- REQUIRED ACTION
In the records, find each line where "Decode" occurs, and copy it.
BEGIN
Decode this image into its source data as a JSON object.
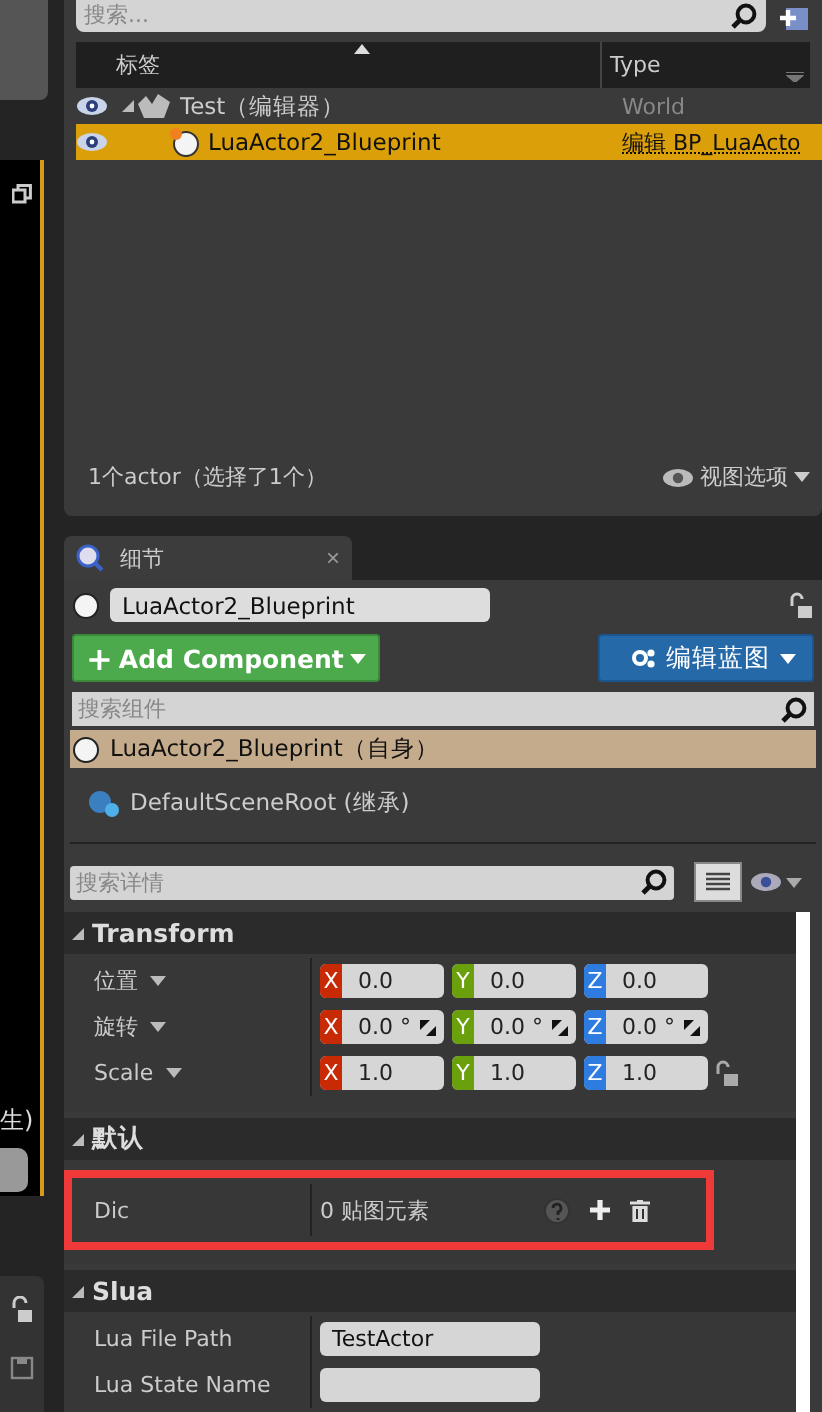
{
  "left_strip": {
    "cut_text": "生)"
  },
  "outliner": {
    "search": {
      "placeholder": "搜索..."
    },
    "columns": [
      {
        "label": "标签",
        "sorted": true
      },
      {
        "label": "Type",
        "sorted": false
      }
    ],
    "rows": [
      {
        "label": "Test（编辑器）",
        "type": "World",
        "kind": "world",
        "visible": true,
        "expanded": true,
        "selected": false
      },
      {
        "label": "LuaActor2_Blueprint",
        "type": "编辑 BP_LuaActo",
        "kind": "actor",
        "visible": true,
        "selected": true
      }
    ],
    "footer": "1个actor（选择了1个）",
    "view_options": "视图选项"
  },
  "details": {
    "tab": {
      "label": "细节",
      "close": "×"
    },
    "actor_name": "LuaActor2_Blueprint",
    "locked": false,
    "add_component": {
      "icon": "+",
      "label": "Add Component"
    },
    "edit_blueprint": "编辑蓝图",
    "component_search": {
      "placeholder": "搜索组件"
    },
    "components": [
      {
        "label": "LuaActor2_Blueprint（自身）",
        "kind": "actor",
        "selected": true
      },
      {
        "label": "DefaultSceneRoot (继承)",
        "kind": "scene",
        "selected": false
      }
    ],
    "details_search": {
      "placeholder": "搜索详情"
    },
    "sections": [
      {
        "title": "Transform",
        "expanded": true,
        "rows": [
          {
            "kind": "vector",
            "label": "位置",
            "axes": [
              "X",
              "Y",
              "Z"
            ],
            "values": [
              "0.0",
              "0.0",
              "0.0"
            ]
          },
          {
            "kind": "rotator",
            "label": "旋转",
            "axes": [
              "X",
              "Y",
              "Z"
            ],
            "values": [
              "0.0 °",
              "0.0 °",
              "0.0 °"
            ]
          },
          {
            "kind": "vector",
            "label": "Scale",
            "axes": [
              "X",
              "Y",
              "Z"
            ],
            "values": [
              "1.0",
              "1.0",
              "1.0"
            ],
            "lock": true
          }
        ]
      },
      {
        "title": "默认",
        "expanded": true,
        "rows": [
          {
            "kind": "map",
            "label": "Dic",
            "value": "0 贴图元素",
            "highlighted": true
          }
        ]
      },
      {
        "title": "Slua",
        "expanded": true,
        "rows": [
          {
            "kind": "text",
            "label": "Lua File Path",
            "value": "TestActor"
          },
          {
            "kind": "text",
            "label": "Lua State Name"
          }
        ]
      }
    ]
  }
}
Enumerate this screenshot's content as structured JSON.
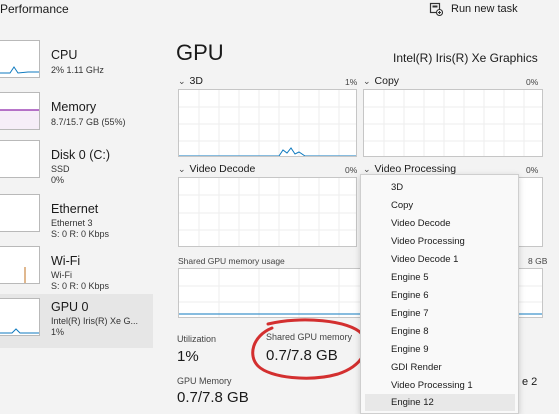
{
  "header": {
    "title": "Performance",
    "run_task_label": "Run new task"
  },
  "sidebar": {
    "items": [
      {
        "title": "CPU",
        "sub1": "2% 1.11 GHz",
        "sub2": "",
        "sub3": "",
        "color": "#0f7abf"
      },
      {
        "title": "Memory",
        "sub1": "8.7/15.7 GB (55%)",
        "sub2": "",
        "sub3": "",
        "color": "#8e24aa"
      },
      {
        "title": "Disk 0 (C:)",
        "sub1": "SSD",
        "sub2": "0%",
        "sub3": "",
        "color": "#2e7d32"
      },
      {
        "title": "Ethernet",
        "sub1": "Ethernet 3",
        "sub2": "S: 0 R: 0 Kbps",
        "sub3": "",
        "color": "#c2711f"
      },
      {
        "title": "Wi-Fi",
        "sub1": "Wi-Fi",
        "sub2": "S: 0 R: 0 Kbps",
        "sub3": "",
        "color": "#c2711f"
      },
      {
        "title": "GPU 0",
        "sub1": "Intel(R) Iris(R) Xe G...",
        "sub2": "1%",
        "sub3": "",
        "color": "#0f7abf"
      }
    ]
  },
  "main": {
    "title": "GPU",
    "gpu_name": "Intel(R) Iris(R) Xe Graphics",
    "engines": [
      {
        "label": "3D",
        "percent": "1%"
      },
      {
        "label": "Copy",
        "percent": "0%"
      },
      {
        "label": "Video Decode",
        "percent": "0%"
      },
      {
        "label": "Video Processing",
        "percent": "0%"
      }
    ],
    "shared_usage_label": "Shared GPU memory usage",
    "shared_max_partial": "8 GB",
    "stats": {
      "utilization_label": "Utilization",
      "utilization_value": "1%",
      "shared_label": "Shared GPU memory",
      "shared_value": "0.7/7.8 GB",
      "gpu_mem_label": "GPU Memory",
      "gpu_mem_value": "0.7/7.8 GB",
      "partial_right": "e 2"
    }
  },
  "dropdown": {
    "items": [
      "3D",
      "Copy",
      "Video Decode",
      "Video Processing",
      "Video Decode 1",
      "Engine 5",
      "Engine 6",
      "Engine 7",
      "Engine 8",
      "Engine 9",
      "GDI Render",
      "Video Processing 1",
      "Engine 12"
    ],
    "selected_index": 12
  },
  "colors": {
    "graph_line": "#0f7abf",
    "annotation": "#d32f2f"
  }
}
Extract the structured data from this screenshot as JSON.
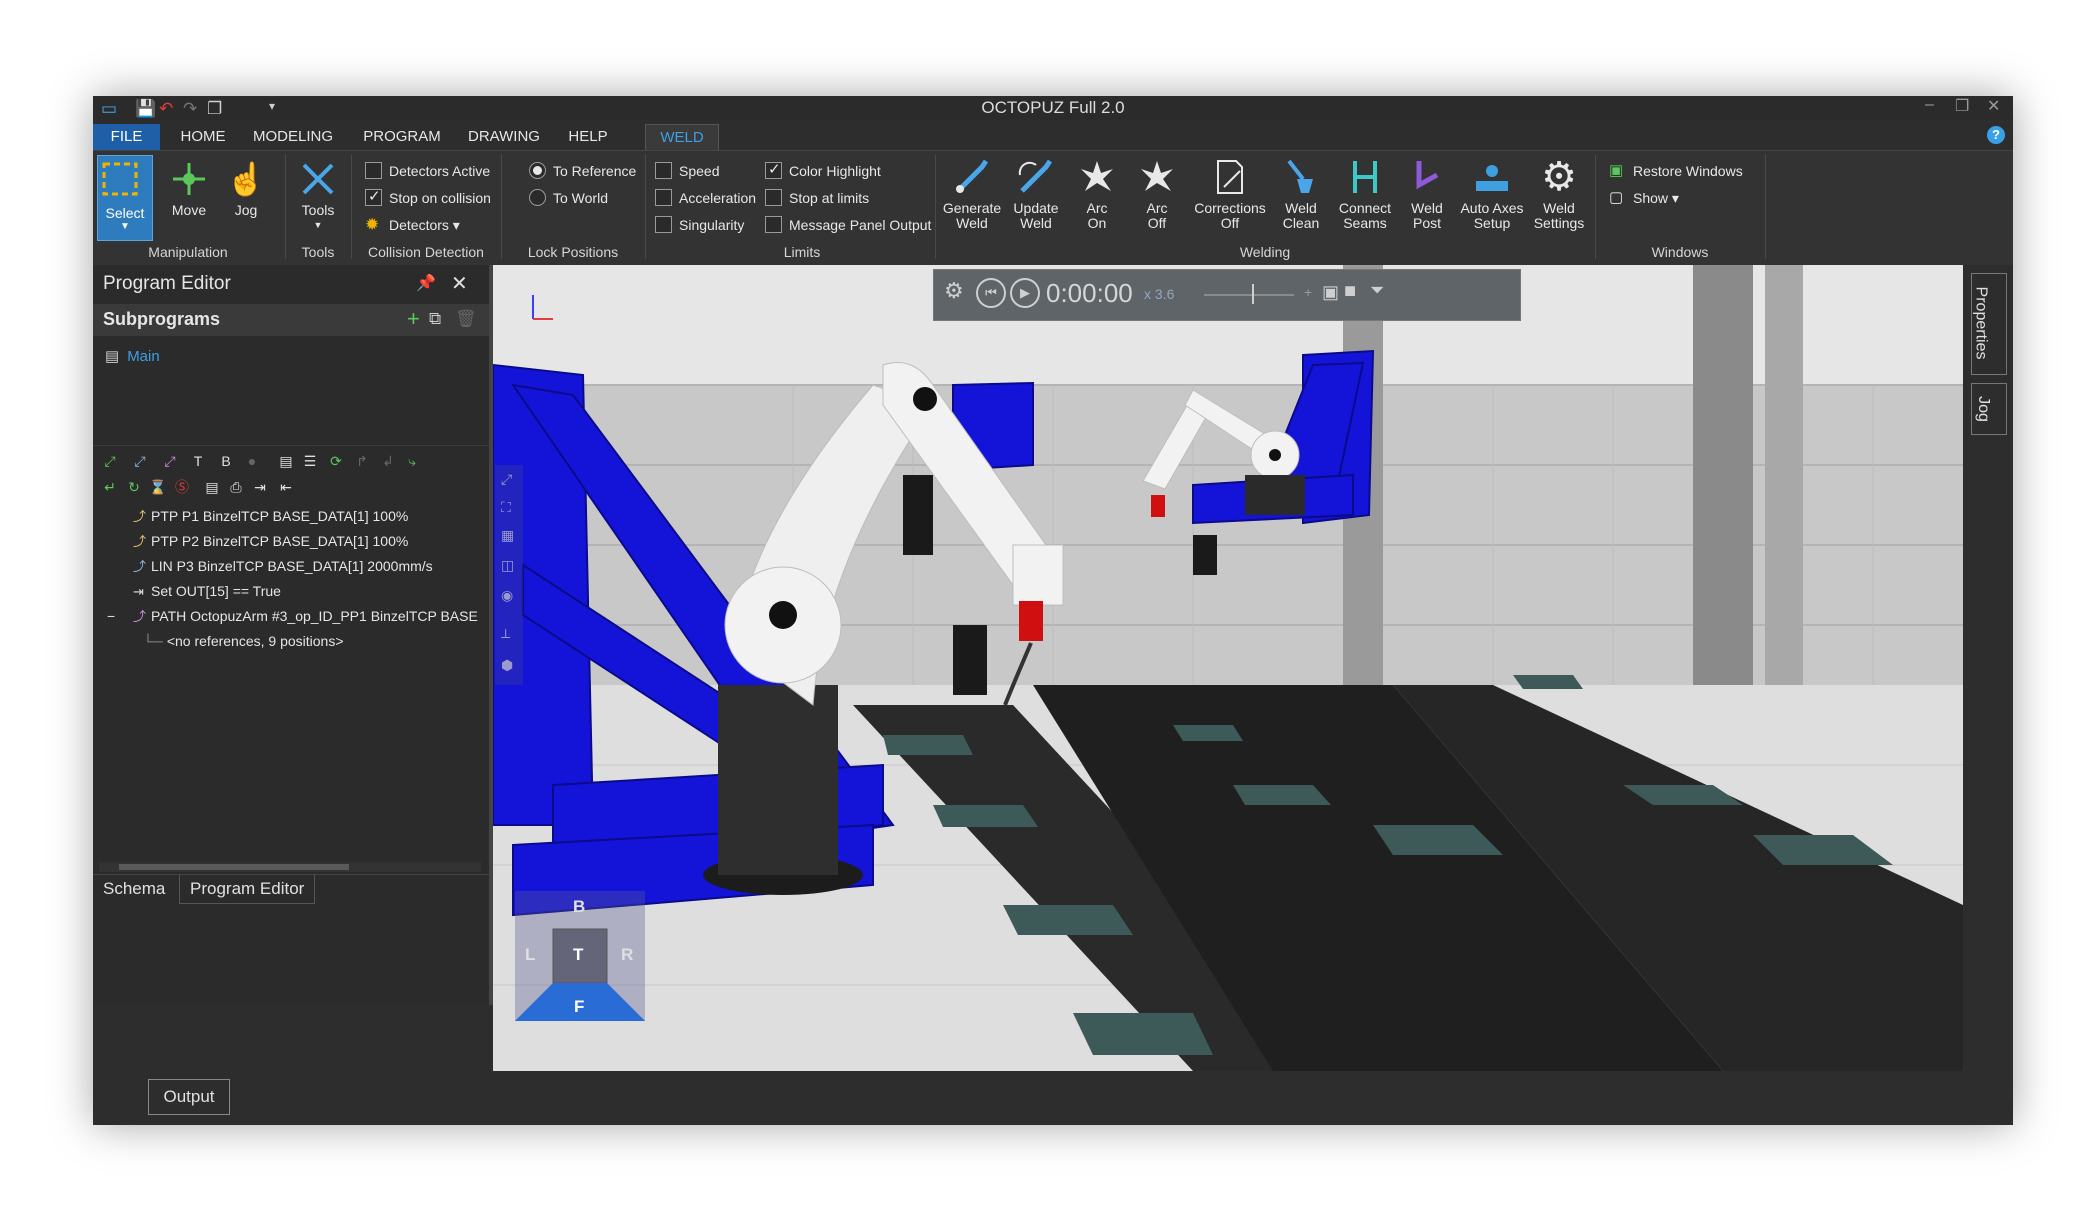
{
  "app": {
    "title": "OCTOPUZ Full 2.0"
  },
  "menu": {
    "tabs": [
      "FILE",
      "HOME",
      "MODELING",
      "PROGRAM",
      "DRAWING",
      "HELP",
      "WELD"
    ],
    "active": "WELD"
  },
  "ribbon": {
    "manipulation": {
      "label": "Manipulation",
      "buttons": [
        "Select",
        "Move",
        "Jog"
      ]
    },
    "tools": {
      "label": "Tools",
      "button": "Tools"
    },
    "collision": {
      "label": "Collision Detection",
      "detectors_active": "Detectors Active",
      "stop_on_collision": "Stop on collision",
      "detectors": "Detectors ▾",
      "detectors_active_checked": false,
      "stop_on_collision_checked": true
    },
    "lock": {
      "label": "Lock Positions",
      "to_reference": "To Reference",
      "to_world": "To World",
      "selected": "To Reference"
    },
    "limits": {
      "label": "Limits",
      "speed": "Speed",
      "acceleration": "Acceleration",
      "singularity": "Singularity",
      "color_highlight": "Color Highlight",
      "stop_at_limits": "Stop at limits",
      "message_panel_output": "Message Panel Output",
      "color_highlight_checked": true
    },
    "welding": {
      "label": "Welding",
      "buttons": [
        {
          "l1": "Generate",
          "l2": "Weld",
          "icon": "generate-weld-icon"
        },
        {
          "l1": "Update",
          "l2": "Weld",
          "icon": "update-weld-icon"
        },
        {
          "l1": "Arc",
          "l2": "On",
          "icon": "arc-on-icon"
        },
        {
          "l1": "Arc",
          "l2": "Off",
          "icon": "arc-off-icon"
        },
        {
          "l1": "Corrections",
          "l2": "Off",
          "icon": "corrections-off-icon"
        },
        {
          "l1": "Weld",
          "l2": "Clean",
          "icon": "weld-clean-icon"
        },
        {
          "l1": "Connect",
          "l2": "Seams",
          "icon": "connect-seams-icon"
        },
        {
          "l1": "Weld",
          "l2": "Post",
          "icon": "weld-post-icon"
        },
        {
          "l1": "Auto Axes",
          "l2": "Setup",
          "icon": "auto-axes-icon"
        },
        {
          "l1": "Weld",
          "l2": "Settings",
          "icon": "gear-icon"
        }
      ]
    },
    "windows": {
      "label": "Windows",
      "restore": "Restore Windows",
      "show": "Show ▾"
    }
  },
  "program_editor": {
    "title": "Program Editor",
    "subprograms_label": "Subprograms",
    "main": "Main",
    "tree": [
      "PTP P1 BinzelTCP BASE_DATA[1] 100%",
      "PTP P2 BinzelTCP BASE_DATA[1] 100%",
      "LIN P3 BinzelTCP BASE_DATA[1] 2000mm/s",
      "Set OUT[15] == True",
      "PATH OctopuzArm #3_op_ID_PP1 BinzelTCP BASE",
      "<no references, 9 positions>"
    ],
    "bottom_tabs": [
      "Schema",
      "Program Editor"
    ]
  },
  "viewport": {
    "time": "0:00:00",
    "speed": "x 3.6",
    "navcube": {
      "top": "B",
      "left": "L",
      "center": "T",
      "right": "R",
      "bottom": "F"
    }
  },
  "right_tabs": [
    "Properties",
    "Jog"
  ],
  "output_label": "Output",
  "colors": {
    "accent": "#3ca0e6",
    "file_tab": "#1e5fa8",
    "fixture_blue": "#1414d8"
  }
}
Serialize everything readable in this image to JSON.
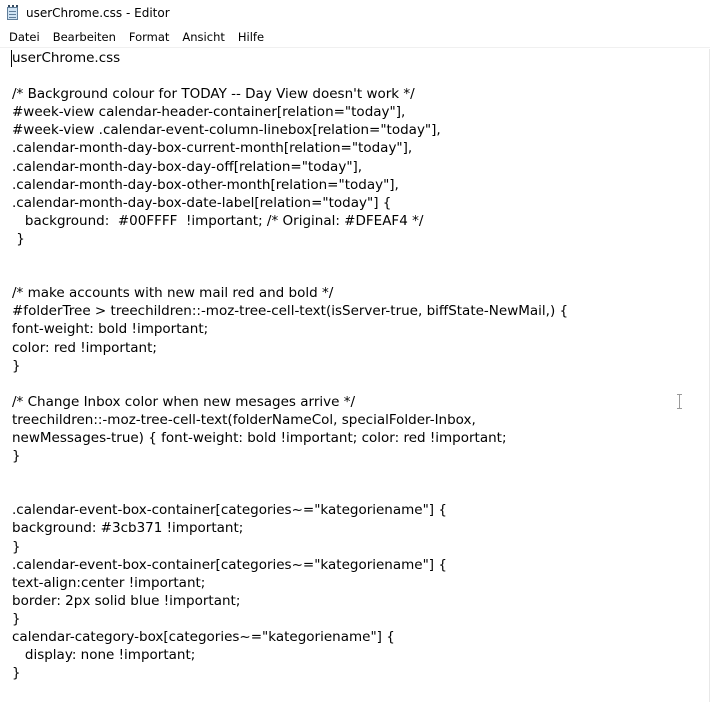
{
  "window": {
    "title": "userChrome.css - Editor",
    "icon": "notepad-icon"
  },
  "menubar": {
    "items": [
      {
        "label": "Datei"
      },
      {
        "label": "Bearbeiten"
      },
      {
        "label": "Format"
      },
      {
        "label": "Ansicht"
      },
      {
        "label": "Hilfe"
      }
    ]
  },
  "editor": {
    "content": "userChrome.css\n\n/* Background colour for TODAY -- Day View doesn't work */\n#week-view calendar-header-container[relation=\"today\"],\n#week-view .calendar-event-column-linebox[relation=\"today\"],\n.calendar-month-day-box-current-month[relation=\"today\"],\n.calendar-month-day-box-day-off[relation=\"today\"],\n.calendar-month-day-box-other-month[relation=\"today\"],\n.calendar-month-day-box-date-label[relation=\"today\"] {\n   background:  #00FFFF  !important; /* Original: #DFEAF4 */\n }\n\n\n/* make accounts with new mail red and bold */\n#folderTree > treechildren::-moz-tree-cell-text(isServer-true, biffState-NewMail,) {\nfont-weight: bold !important;\ncolor: red !important;\n}\n\n/* Change Inbox color when new mesages arrive */\ntreechildren::-moz-tree-cell-text(folderNameCol, specialFolder-Inbox,\nnewMessages-true) { font-weight: bold !important; color: red !important;\n}\n\n\n.calendar-event-box-container[categories~=\"kategoriename\"] {\nbackground: #3cb371 !important;\n}\n.calendar-event-box-container[categories~=\"kategoriename\"] {\ntext-align:center !important;\nborder: 2px solid blue !important;\n}\ncalendar-category-box[categories~=\"kategoriename\"] {\n   display: none !important;\n}"
  }
}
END
- TASK SOLUTION
Decode this image into its source data as a JSON object.
        "label": "Video Decode",
      "Video Decode",
      "Video Decode 1",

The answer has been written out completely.